Getting my Asperger in gear for Autism Awareness Month

autism ribbon and puzzle pieces

Autism Awareness Month rolls around again.

Next Thursday, April 2, I’ve been invited to speak at the Totowa Library in honor of Autism Awareness Day…but I’m really not sure what to say.

I’m the father of a 13-year-old son with autism, and I’ve written two books and a bunch of articles about autism, parenting, and raising a special needs child. I suppose I should be plugging my latest book, “Autism Dad 2: Continuing Adventures in Autism, Adolescence and Fatherhood.” But sales of the book are slow (weak, actually) and reader feedback isn’t much better.

My mom doesn’t like “Autism Dad 2” because I write about falling out with the Catholic Church after my son’s autism diagnosis. This was over a decade ago, and I’ve since made peace with the Catholic Church and God him/her/itself, but mom is still disappointed that I put it all in writing for everyone to see. I think I embarrassed her (or maybe she’s embarrassed for me), but either way, she’s disappointed she can’t share my latest work with her friends at the senior clubhouse.

My sister called me in tears after reading Autism Dad 2.

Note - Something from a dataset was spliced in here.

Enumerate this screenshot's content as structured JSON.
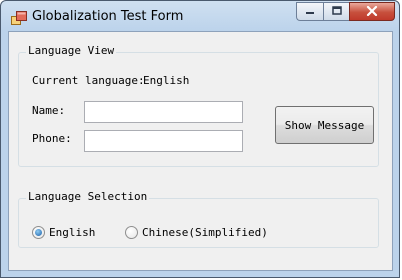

“I didn’t know all those things happened to you,” she said. “I just…feel so bad.”

Maybe that’s the risk you take when you publish a memoir — sometimes those closest to you are in for harsh surprises. I probably over-shared “too much information” in my new book.

I think my biggest mistake in “Autism Dad 2” is that I strayed too far from the title topic. The book is more about my personal feelings and reactions to my son’s autism rather than my son’s life as a young adolescent with a developmental disorder. But autism has a way of permeating your life and influencing your decisions for better or worse. In the early days after my son’s autism diagnosis in August 2003, it was for the worse. I wasn’t thinking clearly. I was grieving, and a lot of that dark mojo bled through into my writing.

Also, “Autism Dad 2” may have been hurt by my stance on childhood vaccines in the first book. I didn’t come out as anti-vaccine in that book — nor am I anti-vaccine now — but I did voice concerns about the amount of vaccines infants are given. I still have concerns. Do babies really need 36 different vaccine shots in the first 24 months of their lives? Why do immunizations and the vaccine schedule have to be one-size-fits-all and not tailored for each individual child? Am I a bad parent and a terrible human being for even asking these questions?

It seems so. The backlash against “anti-vaxxers” has been severe, especially in the wake of recent mumps and measles outbreaks. (Even though there’s no link between these outbreaks and a lack of immunizations, vaccine proponents are using these return of the mumps and measles as a media rallying cry. But that’s a topic for another time.)

Vaccines are good, and parents who don’t vaccinate their children are bad. The message is loud and clear. Study after study has shown no link between vaccines and autism. I get it. I got it back in 2010 when I was writing the first volume of “Autism Dad,” too, but I still came down pretty hard on big pharmaceutical companies and childhood vaccines, and maybe that cost me readers.

I hope you’ll come out and watch me fumble for words at the Totowa Public Library next Thursday. It’s the first of several speaking engagements I have this month. I’ll be addressing a class of parents, educators, and teachers at Centenary College about special needs kids, and visiting my daughter’s fifth grade class as “professional writer guy.” I need to get my act together and tell everyone about the rise in autism rates, the importance of Autism Awareness Month, and why acceptance, understanding, and love are the best treatments for this strange — but increasingly common — disorder.